EK does raise a lot of issues of interest to women – salary inequality; the meaning of marriage - but sadly she deals with them through extended rants by Sydney, angry soliloquies which alienated me and thus lost any impact. I felt the author was pressing points that bug her in life, overtly using her heroine as a voice. That became distracting.

Sydney for us was too judgemental of everyone around her; too negative a character to be a positive role model for today’s women. She’s supposed to be “smart as hell” but spent too much time drifting through her life and moaning, not taking control. The Feminista image didn’t work for us; too abrasive - and too much high fashion. I cannot get excited about $795 “Lanvin flats” worn by Elle Macpherson like Sydney does. To me that is not empowering. But high fashion is not my thing and I’m sure there are many women who would relate to this definition.

We agreed that a new label is needed. Carolyn said “I think the time for "feminism" to be used to describe our situation has come to a close. We need to think of a new word or concept to talk about women like you and me, for example. For me it's about support. I may not agree with your CHOICE to give up your career to stay at home and care for your children but that doesn't matter. I'm not here to judge your choices. As a "feminist" I'm here to give you the support your need to help you execute your choice. I'm not into the judgement thing, and if there's one thing that turned me off of the main character, it's that she was so judgemental... Anger. That's what got the movements started so many decades ago. I'm not sure if anger is driving women today. Maybe it is. But my guess is that we're looking for support. Anger is an outdated notion, in my opinion.”

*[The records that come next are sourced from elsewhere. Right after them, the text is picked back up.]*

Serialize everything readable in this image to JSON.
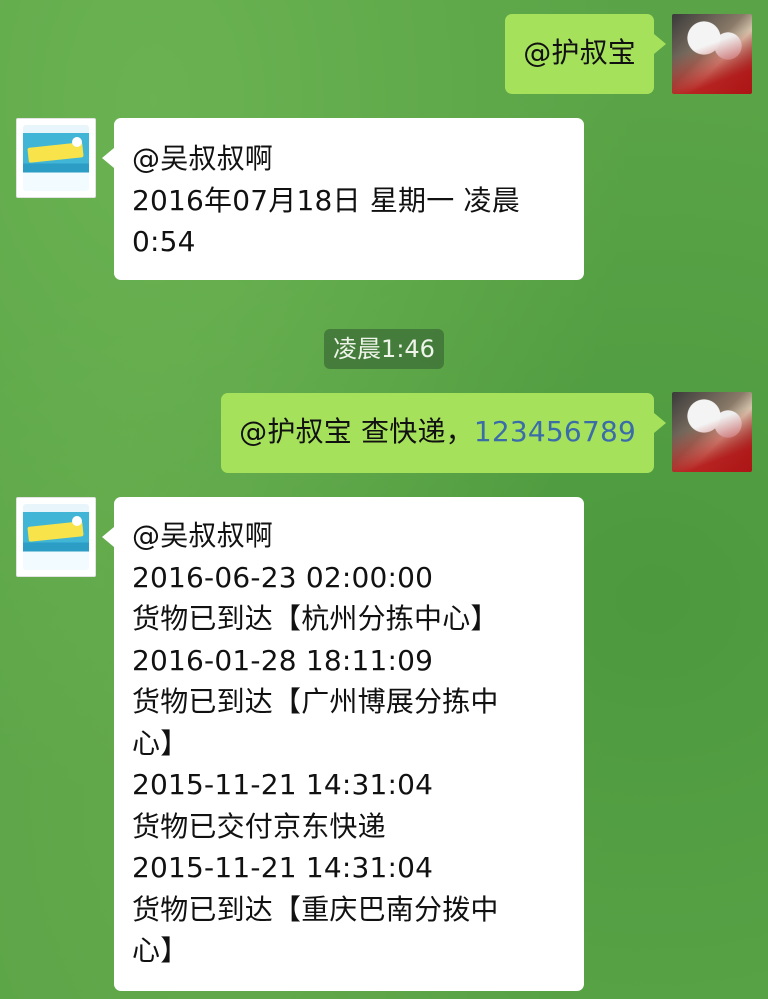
{
  "messages": [
    {
      "side": "out",
      "text": "@护叔宝"
    },
    {
      "side": "in",
      "lines": [
        "@吴叔叔啊",
        "2016年07月18日 星期一 凌晨",
        "0:54"
      ]
    },
    {
      "type": "time",
      "text": "凌晨1:46"
    },
    {
      "side": "out",
      "prefix": "@护叔宝 查快递，",
      "tracking_number": "123456789"
    },
    {
      "side": "in",
      "lines": [
        "@吴叔叔啊",
        "2016-06-23 02:00:00",
        "货物已到达【杭州分拣中心】",
        "2016-01-28 18:11:09",
        "货物已到达【广州博展分拣中",
        "心】",
        "2015-11-21 14:31:04",
        "货物已交付京东快递",
        "2015-11-21 14:31:04",
        "货物已到达【重庆巴南分拨中",
        "心】"
      ]
    }
  ],
  "colors": {
    "chat_background": "#5aa447",
    "outgoing_bubble": "#a6e15c",
    "incoming_bubble": "#ffffff",
    "link_text": "#3a6da8"
  },
  "avatars": {
    "user": "user-photo-avatar",
    "bot": "product-package-avatar"
  }
}
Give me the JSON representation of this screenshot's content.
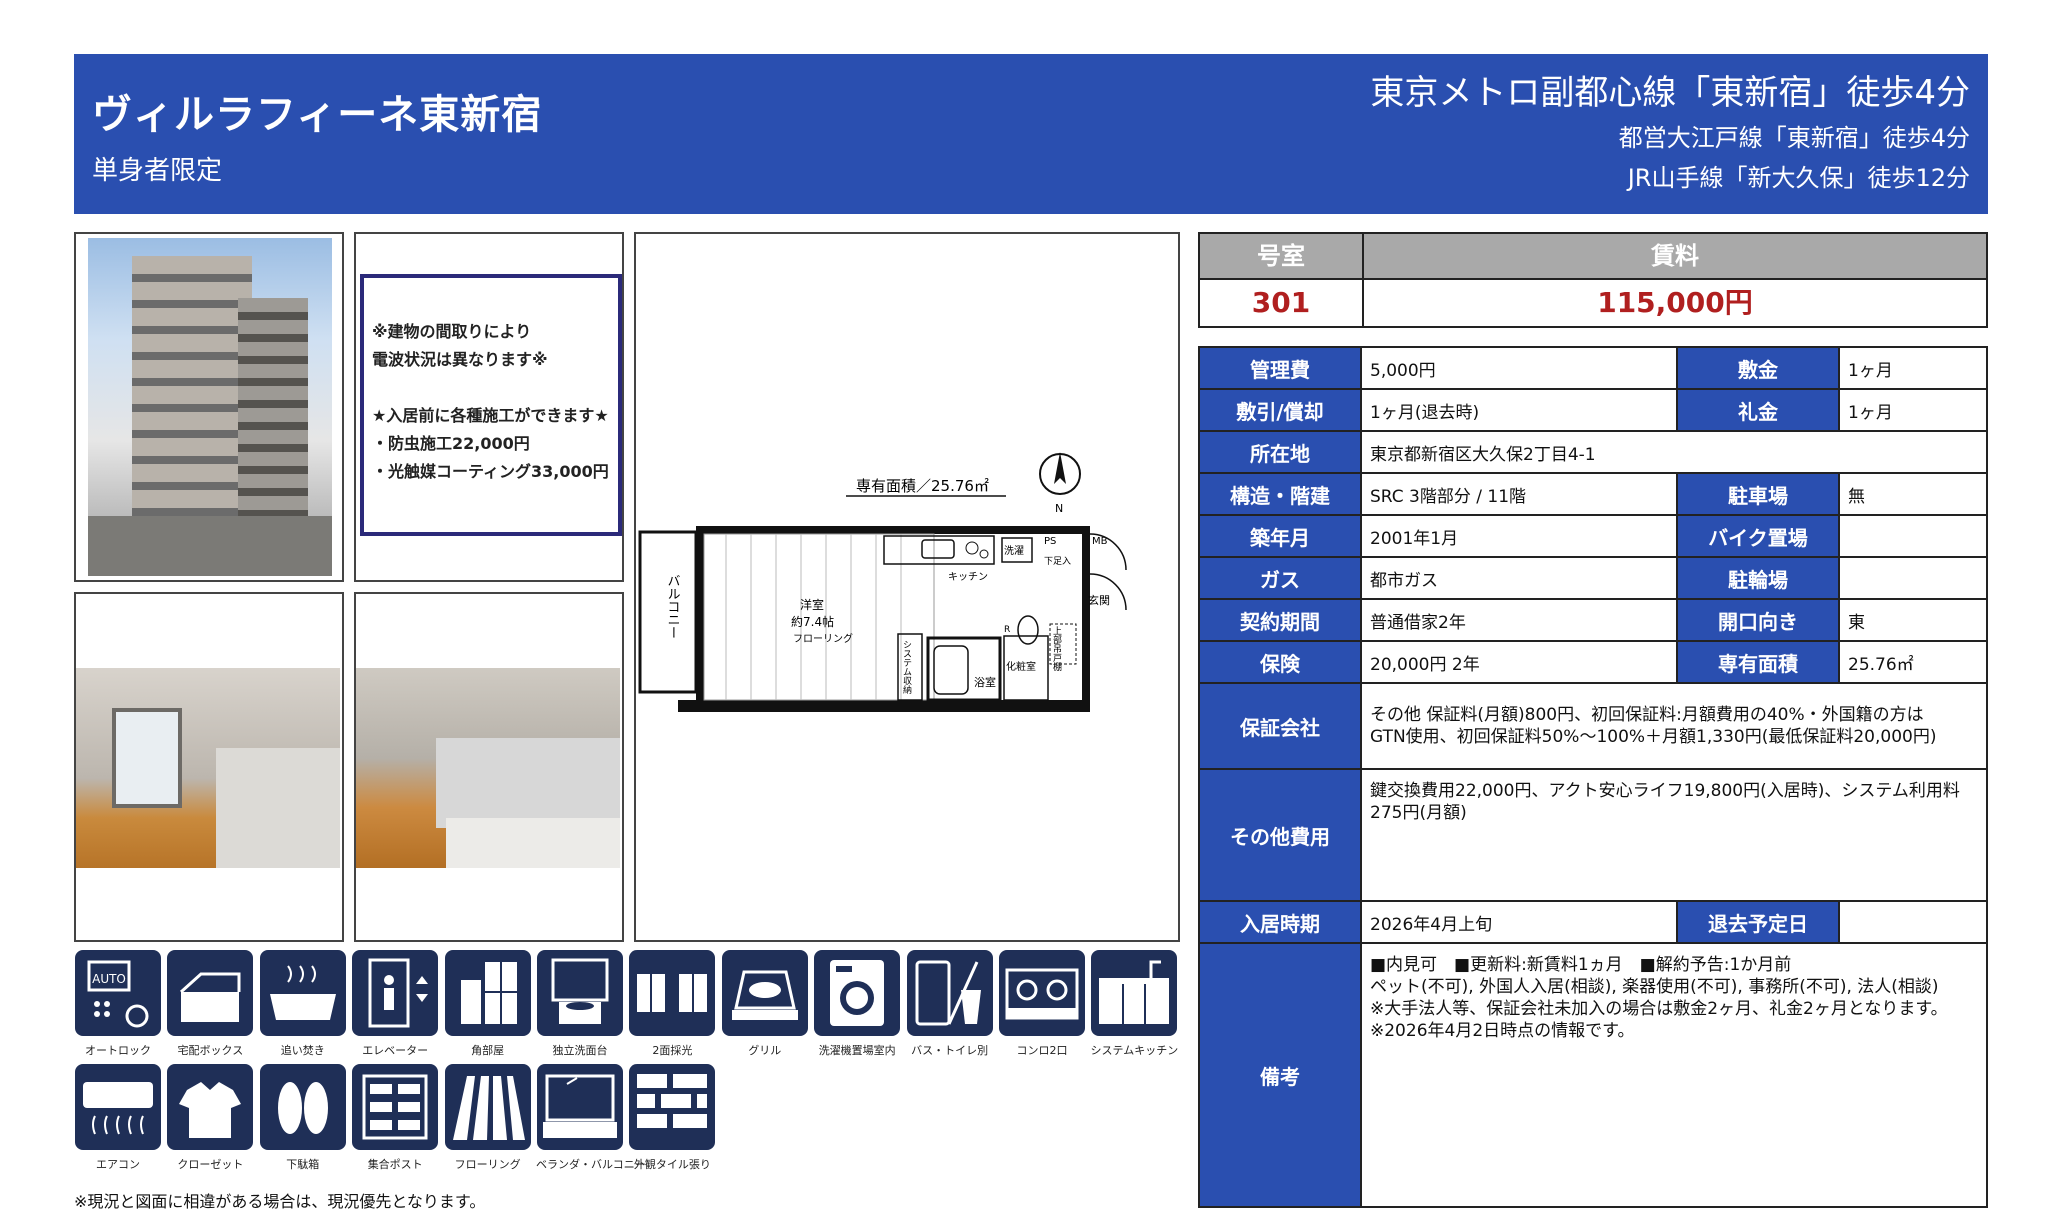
{
  "header": {
    "title": "ヴィルラフィーネ東新宿",
    "subtitle": "単身者限定",
    "access": [
      "東京メトロ副都心線「東新宿」徒歩4分",
      "都営大江戸線「東新宿」徒歩4分",
      "JR山手線「新大久保」徒歩12分"
    ]
  },
  "notice": {
    "lines": [
      "※建物の間取りにより",
      "電波状況は異なります※",
      "★入居前に各種施工ができます★",
      "・防虫施工22,000円",
      "・光触媒コーティング33,000円"
    ]
  },
  "floorplan": {
    "area_label": "専有面積／25.76㎡",
    "north": "N",
    "balcony": "バルコニー",
    "room": "洋室",
    "room_size": "約7.4帖",
    "flooring": "フローリング",
    "kitchen": "キッチン",
    "wash": "洗濯",
    "ps": "PS",
    "mb": "MB",
    "shoe": "下足入",
    "entrance": "玄関",
    "storage": "システム収納",
    "bath": "浴室",
    "toilet": "化粧室",
    "upper_storage": "上部吊戸棚",
    "r": "R"
  },
  "equipment": [
    {
      "icon": "auto-lock-icon",
      "label": "オートロック"
    },
    {
      "icon": "delivery-box-icon",
      "label": "宅配ボックス"
    },
    {
      "icon": "reheating-bath-icon",
      "label": "追い焚き"
    },
    {
      "icon": "elevator-icon",
      "label": "エレベーター"
    },
    {
      "icon": "corner-room-icon",
      "label": "角部屋"
    },
    {
      "icon": "vanity-icon",
      "label": "独立洗面台"
    },
    {
      "icon": "two-side-light-icon",
      "label": "2面採光"
    },
    {
      "icon": "grill-icon",
      "label": "グリル"
    },
    {
      "icon": "washer-icon",
      "label": "洗濯機置場室内"
    },
    {
      "icon": "separate-bath-toilet-icon",
      "label": "バス・トイレ別"
    },
    {
      "icon": "two-burner-stove-icon",
      "label": "コンロ2口"
    },
    {
      "icon": "system-kitchen-icon",
      "label": "システムキッチン"
    },
    {
      "icon": "air-conditioner-icon",
      "label": "エアコン"
    },
    {
      "icon": "closet-icon",
      "label": "クローゼット"
    },
    {
      "icon": "shoe-box-icon",
      "label": "下駄箱"
    },
    {
      "icon": "mailbox-icon",
      "label": "集合ポスト"
    },
    {
      "icon": "flooring-icon",
      "label": "フローリング"
    },
    {
      "icon": "balcony-icon",
      "label": "ベランダ・バルコニー"
    },
    {
      "icon": "tile-exterior-icon",
      "label": "外観タイル張り"
    }
  ],
  "footnote": "※現況と図面に相違がある場合は、現況優先となります。",
  "summary": {
    "room_label": "号室",
    "rent_label": "賃料",
    "room_value": "301",
    "rent_value": "115,000円"
  },
  "details": {
    "mgmt_label": "管理費",
    "mgmt_value": "5,000円",
    "deposit_label": "敷金",
    "deposit_value": "1ヶ月",
    "shikibiki_label": "敷引/償却",
    "shikibiki_value": "1ヶ月(退去時)",
    "keymoney_label": "礼金",
    "keymoney_value": "1ヶ月",
    "address_label": "所在地",
    "address_value": "東京都新宿区大久保2丁目4-1",
    "structure_label": "構造・階建",
    "structure_value": "SRC 3階部分 / 11階",
    "parking_label": "駐車場",
    "parking_value": "無",
    "built_label": "築年月",
    "built_value": "2001年1月",
    "bike_label": "バイク置場",
    "bike_value": "",
    "gas_label": "ガス",
    "gas_value": "都市ガス",
    "bicycle_label": "駐輪場",
    "bicycle_value": "",
    "contract_label": "契約期間",
    "contract_value": "普通借家2年",
    "facing_label": "開口向き",
    "facing_value": "東",
    "insurance_label": "保険",
    "insurance_value": "20,000円 2年",
    "area_label": "専有面積",
    "area_value": "25.76㎡",
    "guarantor_label": "保証会社",
    "guarantor_lines": [
      "その他 保証料(月額)800円、初回保証料:月額費用の40%・外国籍の方は",
      "GTN使用、初回保証料50%～100%＋月額1,330円(最低保証料20,000円)"
    ],
    "other_label": "その他費用",
    "other_lines": [
      "鍵交換費用22,000円、アクト安心ライフ19,800円(入居時)、システム利用料",
      "275円(月額)"
    ],
    "movein_label": "入居時期",
    "movein_value": "2026年4月上旬",
    "moveout_label": "退去予定日",
    "moveout_value": "",
    "remarks_label": "備考",
    "remarks_lines": [
      "■内見可　■更新料:新賃料1ヵ月　■解約予告:1か月前",
      "ペット(不可), 外国人入居(相談), 楽器使用(不可), 事務所(不可), 法人(相談)",
      "※大手法人等、保証会社未加入の場合は敷金2ヶ月、礼金2ヶ月となります。",
      "※2026年4月2日時点の情報です。"
    ]
  },
  "colors": {
    "header_bg": "#2a4fb0",
    "label_bg": "#2a4fb0",
    "summary_header_bg": "#a9a9a9",
    "price_red": "#b01f1f",
    "icon_bg": "#1f2f57"
  }
}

There were some things we liked; it’s an interesting insight into New York celebrity/society life. There’s a fun story in there which picks up pace – despite the twee ending. I liked the cover! Some readers do get the Feminista message. “Sydney is trying to work out her politics in a messy world which doesn't always cooperate with her...I think Kennedy does an excellent job of portraying Sydney's struggles to figure it all out.” (Amazon reviewer). Others don’t. A comment on EK’s blog was critical of the misconceived marketing pitch EK is using, which indeed drew us in with false expectations. “How you even attempt to link this book to a pseudo-intellectual debate on feminism is offensive. Honestly Sydney a new order feminist? What?!? She isn't even a good character in a bad chick lit novel. And this is a bad chick lit novel & nothing more.”

For Carolyn and I, Feminista is New York Fashionista chick lit. Read it if you enjoy hearing about clothes, shoes, bags, trendy restaurants and celebrity parties. But if you want a read to challenge your mind on what makes the modern, thinking woman, it’s not necessarily for you.

Click here to read Carolyn’s review